Don't be fooled. Inside this thin coating of sweetness is a fiery core of total insanity.

Monday, November 14, 2011

Free Tomato Seeds

Most years I save my tomato seeds for the tomatoes that I liked best, to grow next year. I did that again this year, and I have so many that I want to share them with my readers. Some I have more of than others. Each packet will have about 15 seeds in it, and they are meant for home veggie gardeners only. In my experience, most home gardeners don't need more than 15 seeds. I did a germination test, and the germination rate was really good. I took pictures of the tiny little sprouts in their wet paper towels, and I'll include them at the end of the post.

Here are the varieties I have seeds for:

Gogoshari Striped -- Indeterminate 80 days to maturity (90% germination rate)

This knobbly fruit has few seeds and little juice, and open, empty spaces inside (kind of like my head when I haven't had a good night's sleep).

Tigerella -- Indeterminate 76 days to maturity (100% germination rate)

Tigerella, a very prolific variety for me

Black Krim -- Indeterminate 75 days to maturity (100% germination rate) -- these tomatoes do have a tendency to be cat-faced, so not all are as pretty as these.

Black Krim

Ukrainian Heart -- Indeterminate 85 days to maturity (100% germination rate)

Ukrainian Heart

Tigerella and Ukrainian Heart were my two favorite tomatoes for this growing season. I like Ukrainian Heart because the fruits are large, a good size for slicing and using on cheese and tomato sandwiches. I like Tigerella because it produced a lot of fruit, in big clusters rather like a cherry tomato, but the tomatoes themselves were bigger than cherry toms.

Send me an email (alison dot conliffe at gmail dot com, I think my profile on Blogger includes an email link too) with your address and I will send the seed packets out to you in the mail, at my postal expense.
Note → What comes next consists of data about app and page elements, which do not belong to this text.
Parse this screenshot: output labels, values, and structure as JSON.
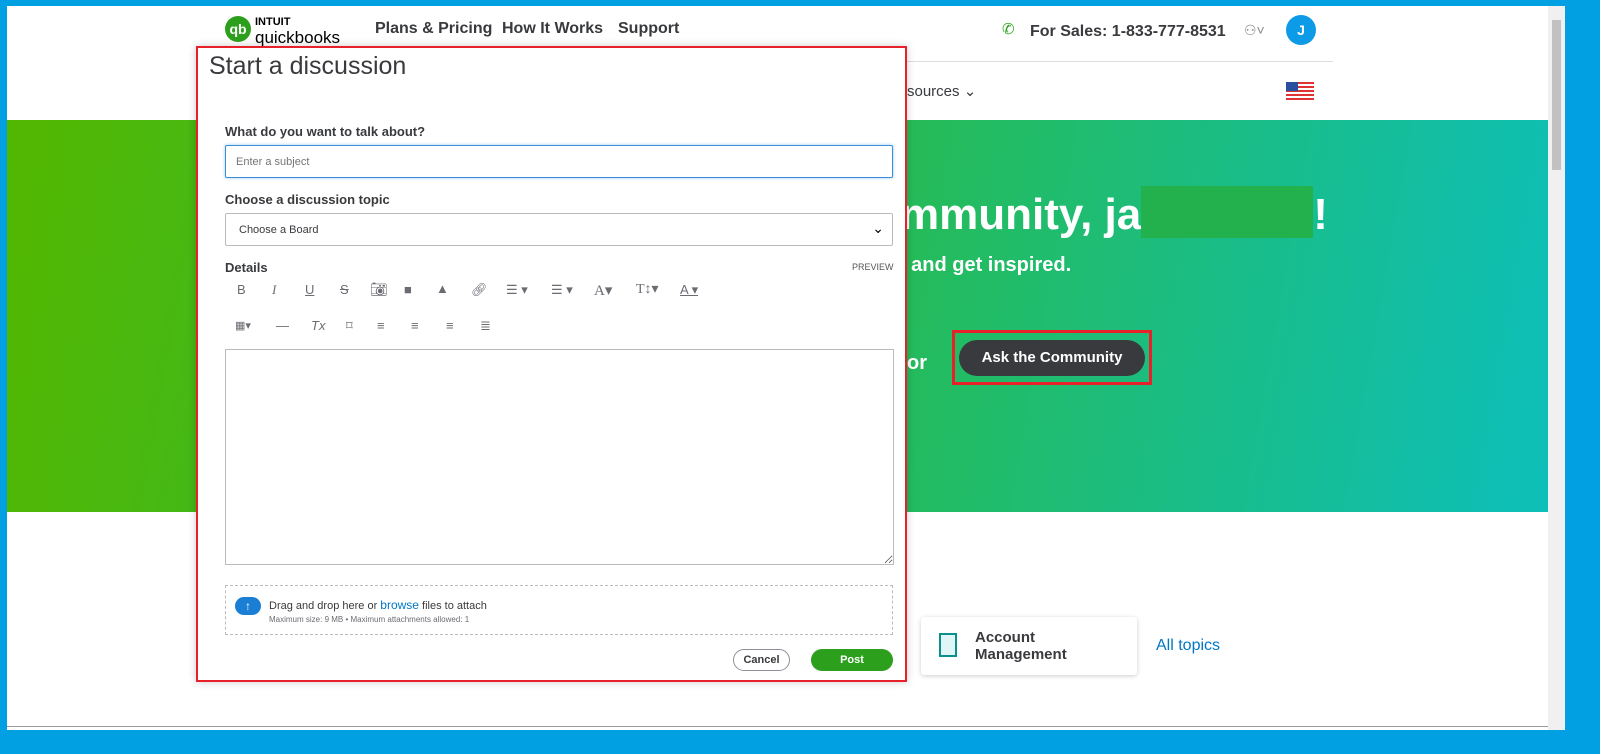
{
  "header": {
    "logo_top": "INTUIT",
    "logo_bottom": "quickbooks",
    "nav": [
      "Plans & Pricing",
      "How It Works",
      "Support"
    ],
    "sales": "For Sales: 1-833-777-8531",
    "avatar": "J",
    "resources": "sources"
  },
  "hero": {
    "title": "mmunity, ja",
    "title_end": "!",
    "subtitle": ", and get inspired.",
    "or": "or",
    "ask_button": "Ask the Community"
  },
  "topics": {
    "card": "Account Management",
    "all": "All topics"
  },
  "modal": {
    "title": "Start a discussion",
    "subject_label": "What do you want to talk about?",
    "subject_placeholder": "Enter a subject",
    "topic_label": "Choose a discussion topic",
    "topic_value": "Choose a Board",
    "details_label": "Details",
    "preview": "PREVIEW",
    "toolbar1": [
      "B",
      "I",
      "U",
      "S",
      "camera",
      "video",
      "warning",
      "link",
      "ol",
      "ul",
      "A",
      "TI",
      "A"
    ],
    "toolbar2": [
      "table",
      "hr",
      "Tx",
      "bookmark",
      "left",
      "center",
      "right",
      "justify"
    ],
    "attach_pre": "Drag and drop here or ",
    "attach_link": "browse",
    "attach_post": " files to attach",
    "attach_limits": "Maximum size: 9 MB • Maximum attachments allowed: 1",
    "cancel": "Cancel",
    "post": "Post"
  },
  "colors": {
    "accent_green": "#2ca01c",
    "blue": "#0077c5",
    "red": "#e8202a"
  }
}
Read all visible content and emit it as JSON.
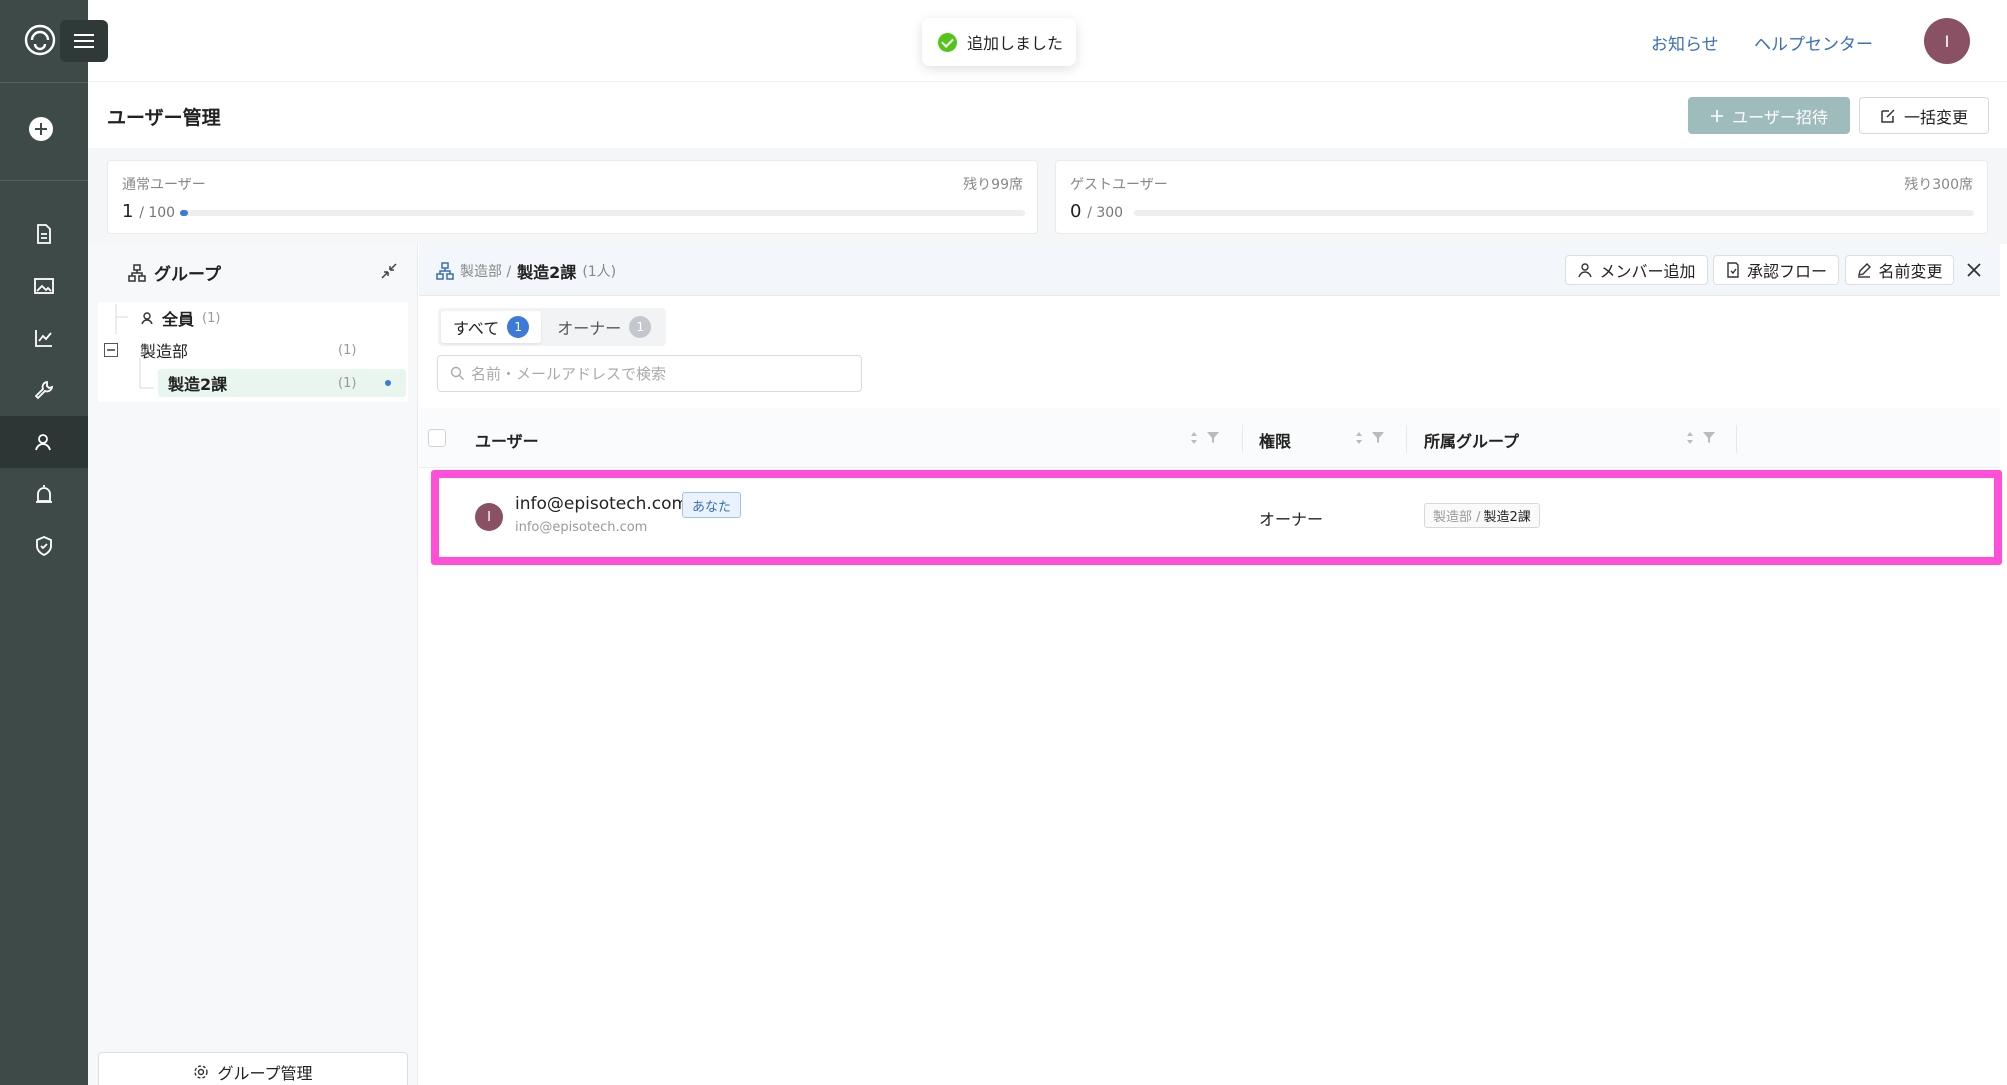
{
  "header": {
    "toast": "追加しました",
    "links": [
      "お知らせ",
      "ヘルプセンター"
    ],
    "avatar_initial": "I"
  },
  "page": {
    "title": "ユーザー管理",
    "invite_button": "ユーザー招待",
    "bulk_button": "一括変更"
  },
  "quota": {
    "regular": {
      "label": "通常ユーザー",
      "used": "1",
      "total": "/ 100",
      "remaining": "残り99席",
      "fill_fraction": 0.01
    },
    "guest": {
      "label": "ゲストユーザー",
      "used": "0",
      "total": "/ 300",
      "remaining": "残り300席",
      "fill_fraction": 0
    }
  },
  "groups": {
    "title": "グループ",
    "tree": [
      {
        "label": "全員",
        "count": "(1)"
      },
      {
        "label": "製造部",
        "count": "(1)"
      },
      {
        "label": "製造2課",
        "count": "(1)",
        "selected": true
      }
    ],
    "manage_button": "グループ管理"
  },
  "main": {
    "breadcrumb_parent": "製造部 /",
    "breadcrumb_current": "製造2課",
    "breadcrumb_count": "(1人)",
    "actions": [
      "メンバー追加",
      "承認フロー",
      "名前変更"
    ],
    "tabs": [
      {
        "label": "すべて",
        "count": "1"
      },
      {
        "label": "オーナー",
        "count": "1"
      }
    ],
    "search_placeholder": "名前・メールアドレスで検索",
    "columns": [
      "ユーザー",
      "権限",
      "所属グループ"
    ],
    "rows": [
      {
        "initial": "I",
        "email": "info@episotech.com",
        "sub_email": "info@episotech.com",
        "you_tag": "あなた",
        "role": "オーナー",
        "group_parent": "製造部 /",
        "group_child": "製造2課"
      }
    ]
  },
  "colors": {
    "rail": "#3d4a48",
    "accent_blue": "#3b7ad9",
    "highlight": "#ff4fd8",
    "invite_button": "#9fbcbc",
    "avatar": "#8a5064"
  }
}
I don't know the rules for shipping internationally, even to Canada, so please, just U.S. residents. I don't want to get in trouble with the vegetable import/export authoritaries.

Here are my germination test pictures. To test germination I picked out ten good-looking, plump, healthy seeds and folded them up in a damp paper towel, then put the paper towel into a ziploc bag, zipped it closed, and set the bags on top of my fridge for about a week. At the end of the week, I opened them out and counted how many had sprouted. (When you're a math dunce like me, using ten seeds helps with figuring out the germination percentage.)

Only one failed to sprout

Ten sprouts -- Hurray!

It may be hard to see in the picture, but there are in fact ten sprouts here too.

And ten more!

Disclaimer: I don't know what kind of response I'll get, but keep in mind, when I run out, I run out. I'll try to let you know if I can't fulfill your request.